Aunt Jemima dropped for being racial stereotype
‘How to make a non-racist breakfast’? Get rid of Aunt Jemima, TikToker says
If you like Aunt Jemima pancakes and syrup, your breakfast is about to get a whole new look.
On Wednesday, PepsiCo Inc. announced it was changing the Aunt Jemima name and logo because of concerns that the character was based on a racial stereotype.
Now, some other companies are considering an image overhaul as well.
What’s wrong with Aunt Jemima?
The Aunt Jemima brand was created 131 years ago by the owners of a flour mill company in the U.S. as a way to market their products.
Aunt Jemima’s look has been updated since this ad from the 1940s. She now has pearl earrings and a lace collar instead of a kerchief on her head. (Reuters)
The character was created in the late 1800s, when minstrel shows, which involved white actors using black paint to play Black people, were a popular form of entertainment.
The practice, which is called blackface, is widely criticized today as a way to dehumanize and make fun of Black people.
The name Aunt Jemima comes from a song that was used in a blackface performance.
The image is said to have been inspired by a former slave named Nancy Green who went on to become the company’s official spokesperson.
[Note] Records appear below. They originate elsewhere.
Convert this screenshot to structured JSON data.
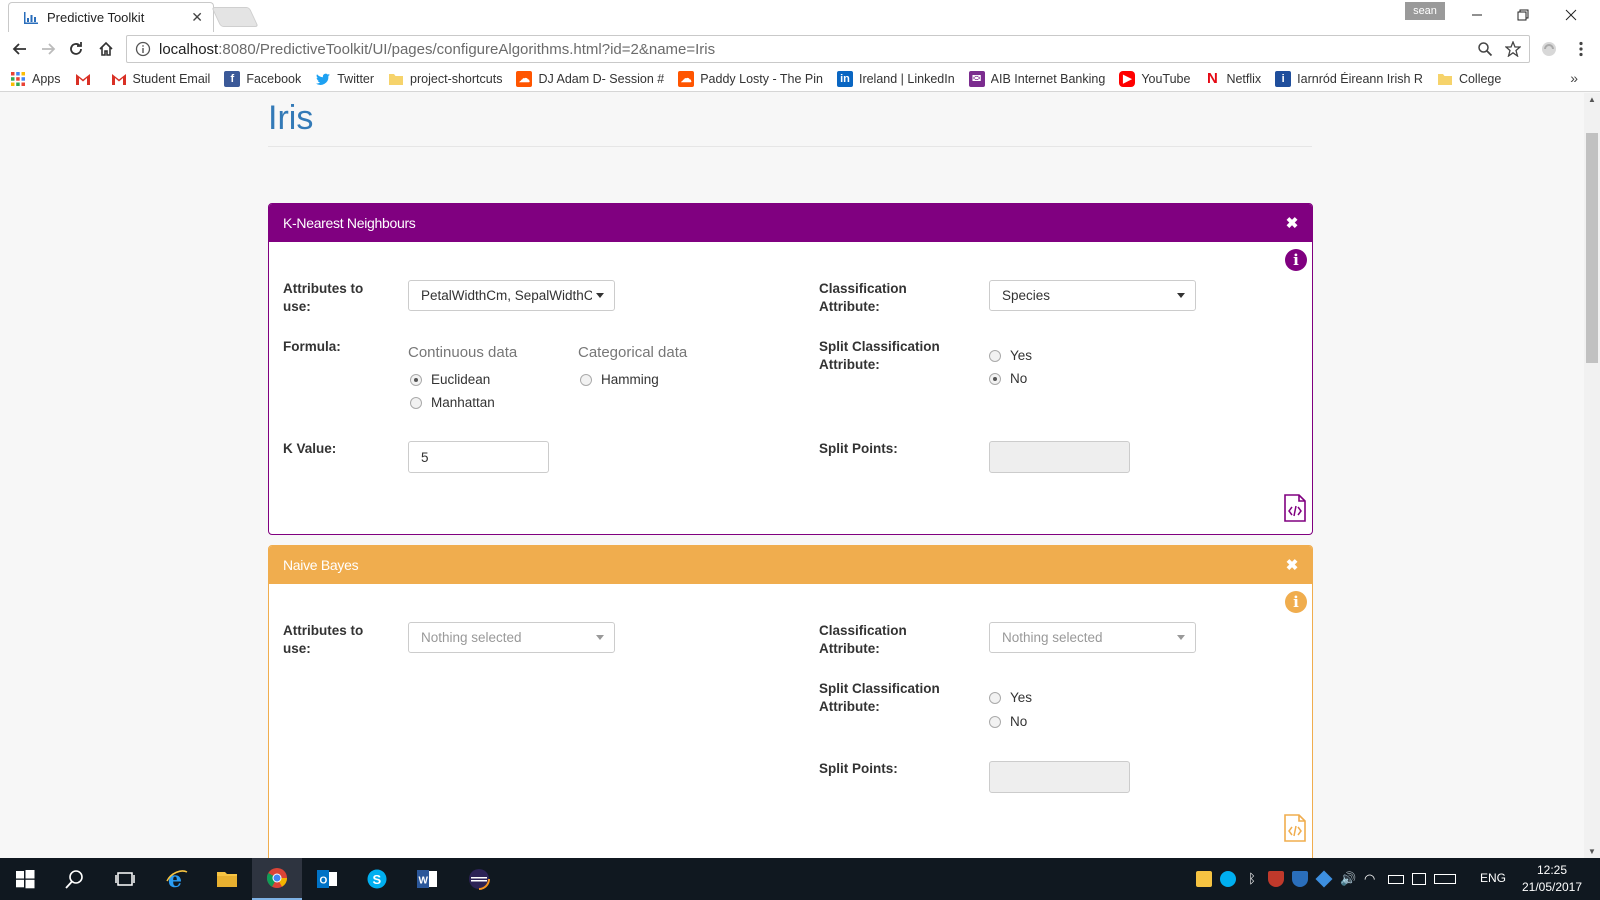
{
  "browser": {
    "tab_title": "Predictive Toolkit",
    "user_badge": "sean",
    "url_host": "localhost",
    "url_path": ":8080/PredictiveToolkit/UI/pages/configureAlgorithms.html?id=2&name=Iris",
    "bookmarks": [
      {
        "label": "Apps",
        "icon": "apps-grid-icon",
        "color": "#e94235"
      },
      {
        "label": "",
        "icon": "gmail-icon",
        "color": "#d93025"
      },
      {
        "label": "Student Email",
        "icon": "gmail-icon",
        "color": "#d93025"
      },
      {
        "label": "Facebook",
        "icon": "facebook-icon",
        "color": "#3b5998"
      },
      {
        "label": "Twitter",
        "icon": "twitter-icon",
        "color": "#1da1f2"
      },
      {
        "label": "project-shortcuts",
        "icon": "folder-icon",
        "color": "#f6d36b"
      },
      {
        "label": "DJ Adam D- Session #",
        "icon": "soundcloud-icon",
        "color": "#ff5500"
      },
      {
        "label": "Paddy Losty - The Pin",
        "icon": "soundcloud-icon",
        "color": "#ff5500"
      },
      {
        "label": "Ireland | LinkedIn",
        "icon": "linkedin-icon",
        "color": "#0a66c2"
      },
      {
        "label": "AIB Internet Banking",
        "icon": "aib-icon",
        "color": "#7b2c8f"
      },
      {
        "label": "YouTube",
        "icon": "youtube-icon",
        "color": "#ff0000"
      },
      {
        "label": "Netflix",
        "icon": "netflix-icon",
        "color": "#e50914"
      },
      {
        "label": "Iarnród Éireann Irish R",
        "icon": "irish-rail-icon",
        "color": "#1f4e9c"
      },
      {
        "label": "College",
        "icon": "folder-icon",
        "color": "#f6d36b"
      }
    ]
  },
  "page": {
    "title": "Iris"
  },
  "knn": {
    "title": "K-Nearest Neighbours",
    "color": "#800080",
    "attributes_label": "Attributes to use:",
    "attributes_value": "PetalWidthCm, SepalWidthCm",
    "classification_label": "Classification Attribute:",
    "classification_value": "Species",
    "formula_label": "Formula:",
    "continuous_label": "Continuous data",
    "categorical_label": "Categorical data",
    "euclidean": "Euclidean",
    "manhattan": "Manhattan",
    "hamming": "Hamming",
    "split_class_label": "Split Classification Attribute:",
    "yes": "Yes",
    "no": "No",
    "k_label": "K Value:",
    "k_value": "5",
    "split_points_label": "Split Points:"
  },
  "nb": {
    "title": "Naive Bayes",
    "color": "#f0ad4e",
    "attributes_label": "Attributes to use:",
    "attributes_value": "Nothing selected",
    "classification_label": "Classification Attribute:",
    "classification_value": "Nothing selected",
    "split_class_label": "Split Classification Attribute:",
    "yes": "Yes",
    "no": "No",
    "split_points_label": "Split Points:"
  },
  "taskbar": {
    "lang": "ENG",
    "time": "12:25",
    "date": "21/05/2017"
  }
}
The brand “was built on a racial and cultural stereotype that is widely regarded as offensive,” said James O’Rourke, professor of management at the University of Notre Dame’s Mendoza College of Business.
A stereotype is an oversimplified and often negative portrayal of a whole group of people or things.
The company that owns the Aunt Jemima brand says a new name and logo will be revealed later this year. (Brendan McDermid/Reuters)
Updated over the years
The Aunt Jemima logo has been updated over the years to look less like a slave or a character in a minstrel show.
But “we realize those changes are not enough,” said Kristin Kroepfl of Quaker Foods North America, which is owned by PepsiCo.
The company said new packaging will hit store shelves at some point this year.
PepsiCo also said it would also donate a minimum of $5 million US over the next five years to support the Black community.
Many people are crediting R&B singer Kirby with motivating PepsiCo to drop Aunt Jemima.
Her original TikTok, called “How to make a non-racist breakfast,” has more than 550,000 views and thousands more on Instagram and Twitter.
When the decision was made to drop Aunt Jemima, some people took to social media to congratulate Kirby, calling her an icon and a queen.
In favour of Aunt Jemima
Still, some people said dropping the Aunt Jemima name and logo goes too far.
Some disagreed with the idea that Aunt Jemima is a racist symbol.
Others said that by deleting the logo, PepsiCo is erasing Green’s legacy.
Then there’s the concern that people should be putting their energy into making changes that would improve the lives of Black people in more concrete ways.
Against Aunt Jemima
Even so, many took to social media to celebrate PepsiCo’s decision to say goodbye to Aunt Jemima.
Other brands considering changes
On June 17, the company behind another syrup product — called Mrs. Butterworth’s — also announced a brand re-think.
“We understand that our actions help play an important role in eliminating racial bias,” said the statement from Conagra Brands.
Conagra Brands said the Mrs. Butterworth’s syrup bottle is supposed to look like a ‘loving grandmother.’ Critics say it’s a reflection of our racist past. (Brendan McDermid/Reuters)
Concerns about whether we’re celebrating racist symbols don’t stop at the breakfast table.
The company behind the Uncle Ben’s brand, Mars, said in a statement that it has a responsibility ‘to take a stand in helping to put an end to racial bias and injustices.’ (Brendan McDermid/Reuters)
Hours after PepsiCo announced it was retiring the Aunt Jemima brand, a company called Mars, which owns Uncle Ben’s rice, said its brand would “evolve” in response to concerns about racial stereotyping.
The company didn’t say which changes were coming or when.
With files from Matt Ott/The Associated Press, Thomson Reuters
TOP PHOTO: (Ashley Landis/The Associated Press)